NASHVILLE, Tenn. — For some south Sudanese Christians, their opportunity vote for independence from the largely Muslim north is more than a condition of a peace accord ending a two-decade civil war — it's the divine will of God.
They believe the independence of their nation was foretold in the Bible more than 2,000 years ago. Isaiah 18 is one of several passages that refers to the land of Cush, which describes the people as tall and smooth-skinned and the land as divided by rivers.
"It used to be read so many times on Sunday," said Ngor Kur Mayol, who drove to Nashville from Atlanta earlier this month to vote in the independence referendum. "It mentions a lot the way we were suffering in for so many years and how that same suffering, we're going to end it today, to vote for independence."

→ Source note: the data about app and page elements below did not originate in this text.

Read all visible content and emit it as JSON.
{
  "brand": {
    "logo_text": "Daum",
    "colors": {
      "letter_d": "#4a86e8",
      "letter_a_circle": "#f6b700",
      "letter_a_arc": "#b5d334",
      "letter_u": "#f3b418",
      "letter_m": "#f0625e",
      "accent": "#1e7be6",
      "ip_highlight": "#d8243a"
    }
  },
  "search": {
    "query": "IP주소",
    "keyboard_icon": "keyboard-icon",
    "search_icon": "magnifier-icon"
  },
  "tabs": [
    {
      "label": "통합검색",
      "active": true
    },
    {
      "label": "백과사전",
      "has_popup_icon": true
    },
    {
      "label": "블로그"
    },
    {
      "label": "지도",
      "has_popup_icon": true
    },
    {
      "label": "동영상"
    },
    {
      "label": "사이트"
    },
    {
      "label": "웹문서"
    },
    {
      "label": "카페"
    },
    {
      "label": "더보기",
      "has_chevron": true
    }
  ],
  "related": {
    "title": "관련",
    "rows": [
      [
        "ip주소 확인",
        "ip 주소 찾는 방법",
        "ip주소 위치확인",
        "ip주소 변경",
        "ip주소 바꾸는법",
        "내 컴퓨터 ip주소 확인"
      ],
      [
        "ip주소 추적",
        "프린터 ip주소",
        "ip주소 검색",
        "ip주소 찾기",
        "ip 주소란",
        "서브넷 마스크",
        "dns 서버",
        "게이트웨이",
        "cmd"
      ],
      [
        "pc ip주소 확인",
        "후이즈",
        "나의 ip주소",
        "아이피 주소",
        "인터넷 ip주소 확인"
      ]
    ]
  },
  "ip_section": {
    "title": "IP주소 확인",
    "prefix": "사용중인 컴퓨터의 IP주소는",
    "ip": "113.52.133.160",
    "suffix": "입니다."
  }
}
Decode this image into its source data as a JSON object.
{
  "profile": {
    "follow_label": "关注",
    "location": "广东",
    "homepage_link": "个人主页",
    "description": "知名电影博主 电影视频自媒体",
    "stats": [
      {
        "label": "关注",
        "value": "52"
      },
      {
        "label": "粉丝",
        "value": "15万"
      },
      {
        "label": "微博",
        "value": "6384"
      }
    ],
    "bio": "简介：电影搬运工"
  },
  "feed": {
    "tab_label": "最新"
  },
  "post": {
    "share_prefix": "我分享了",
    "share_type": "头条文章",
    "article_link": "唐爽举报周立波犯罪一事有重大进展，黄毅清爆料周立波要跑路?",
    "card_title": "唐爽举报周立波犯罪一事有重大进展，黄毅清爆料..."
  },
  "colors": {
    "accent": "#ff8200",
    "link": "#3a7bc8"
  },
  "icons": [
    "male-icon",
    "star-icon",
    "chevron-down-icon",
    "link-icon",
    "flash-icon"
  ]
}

The interpretation is not so far-fetched, said Ellen Davis, a professor at Duke Divinity School who has been working with the Episcopal Church of Sudan to strengthen theological education there since 2004.

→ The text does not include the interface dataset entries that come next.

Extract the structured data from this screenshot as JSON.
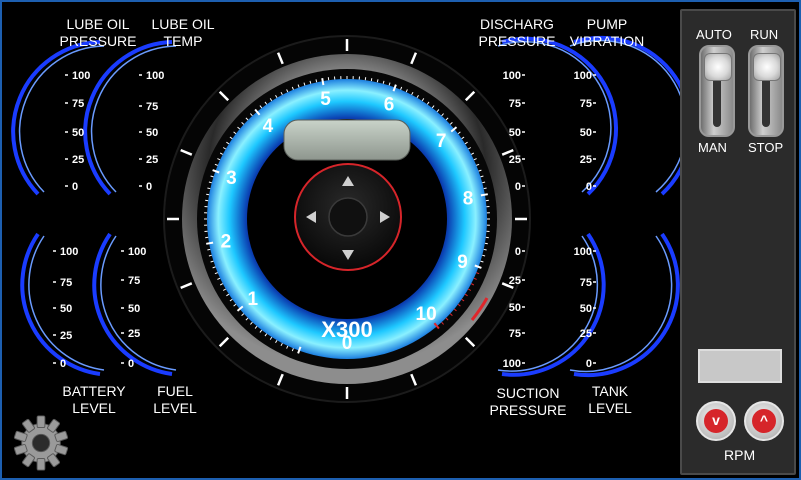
{
  "gauges": {
    "lube_oil_pressure": {
      "title1": "LUBE OIL",
      "title2": "PRESSURE",
      "ticks": [
        "100",
        "75",
        "50",
        "25",
        "0"
      ]
    },
    "lube_oil_temp": {
      "title1": "LUBE OIL",
      "title2": "TEMP",
      "ticks": [
        "100",
        "75",
        "50",
        "25",
        "0"
      ]
    },
    "battery_level": {
      "title1": "BATTERY",
      "title2": "LEVEL",
      "ticks": [
        "100",
        "75",
        "50",
        "25",
        "0"
      ]
    },
    "fuel_level": {
      "title1": "FUEL",
      "title2": "LEVEL",
      "ticks": [
        "100",
        "75",
        "50",
        "25",
        "0"
      ]
    },
    "discharge_pressure": {
      "title1": "DISCHARG",
      "title2": "PRESSURE",
      "ticks": [
        "100",
        "75",
        "50",
        "25",
        "0"
      ]
    },
    "pump_vibration": {
      "title1": "PUMP",
      "title2": "VIBRATION",
      "ticks": [
        "100",
        "75",
        "50",
        "25",
        "0"
      ]
    },
    "suction_pressure": {
      "title1": "SUCTION",
      "title2": "PRESSURE",
      "ticks": [
        "0",
        "25",
        "50",
        "75",
        "100"
      ]
    },
    "tank_level": {
      "title1": "TANK",
      "title2": "LEVEL",
      "ticks": [
        "100",
        "75",
        "50",
        "25",
        "0"
      ]
    }
  },
  "tachometer": {
    "dial_numbers": [
      "0",
      "1",
      "2",
      "3",
      "4",
      "5",
      "6",
      "7",
      "8",
      "9",
      "10"
    ],
    "multiplier": "X300",
    "accent": "#1ec8ff",
    "redline": "#e0262b"
  },
  "dpad_icons": [
    "arrow-up-icon",
    "arrow-down-icon",
    "arrow-left-icon",
    "arrow-right-icon"
  ],
  "controls": {
    "auto_label": "AUTO",
    "man_label": "MAN",
    "run_label": "RUN",
    "stop_label": "STOP",
    "rpm_label": "RPM",
    "rpm_down": "v",
    "rpm_up": "^",
    "rpm_display_value": ""
  },
  "settings_icon": "gear-icon"
}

"There's no doubt that Isaiah 18 really is speaking about the people of the upper Nile," she said. "It really is speaking about the Sudanese people."
Davis said the belief in the prophecy is nearly universal among the Christians she has met in Sudan.
"In general Sudanese Christians believe to a much greater extent than mainline North American Christians that the Bible speaks to current events, specifically political events," Davis said.
Jock Paleak, pastor at the Sudanese Cumberland Presbyterian Church in the Nashville suburb of Gallatin, explained how Isaiah 18 has been interpreted to refer to independence.
"The Bible says when they will raise their flag on the mountain, the whole world will see."
The eyes of the world are now on southern Sudan, Paleak said, as they await the official results of the referendum that will almost assuredly favour division of Africa's largest country by a wide margin. Results released last week of voting by more than 8,000 Sudanese refugees in the United States ran 99 per cent in favour of independence.
Isaiah 18 concludes with a passage Paleak said predicts the end of rule by the Muslim north.
He paraphrases and explains it: "'They will bring their gifts to the mountain of Zion,' which means we will be free to praise God in our own way in our own land."
Paleak said he has not come to a "100 per cent conclusion" on whether the prophecy really refers to southern Sudan's independence, but Pastor Malok Deng, at Nashville's Sudanese Ministry Bible Church, is certain.
He sees the suffering of the south Sudanese during the civil war that left two million dead and the displacement of the many who fled the war as part of a divine plan described in Zephaniah 2 and other passages.
"It says God will send enemies to chastise us so we can repent of our sins and come back to God," he said. "So that's why all this is happening."
Deng said the war was responsible for his own salvation.
"When I was a teenager, because of the war, I came to the northern part of Sudan. That's when I met the Lord and got saved. If not for the war ... I would have died in paganism."
For Pastor Martin Drani, of the interdenominational Sudanese Community Church in Nashville, there is no doubt that God is the true force behind the referendum.
"This is a prophecy, and if you believe the Bible then every prophecy must come to pass," Drani said.
"The Israelites, there also was a prophecy about them and it was fulfilled."
But voter Ayak Duot of Nashville disagrees about the prophecy.
"I heard that, but I don't believe it," she said.
If southern Sudan becomes a new country, she said, it will be because many people, her father included, fought and died for the cause.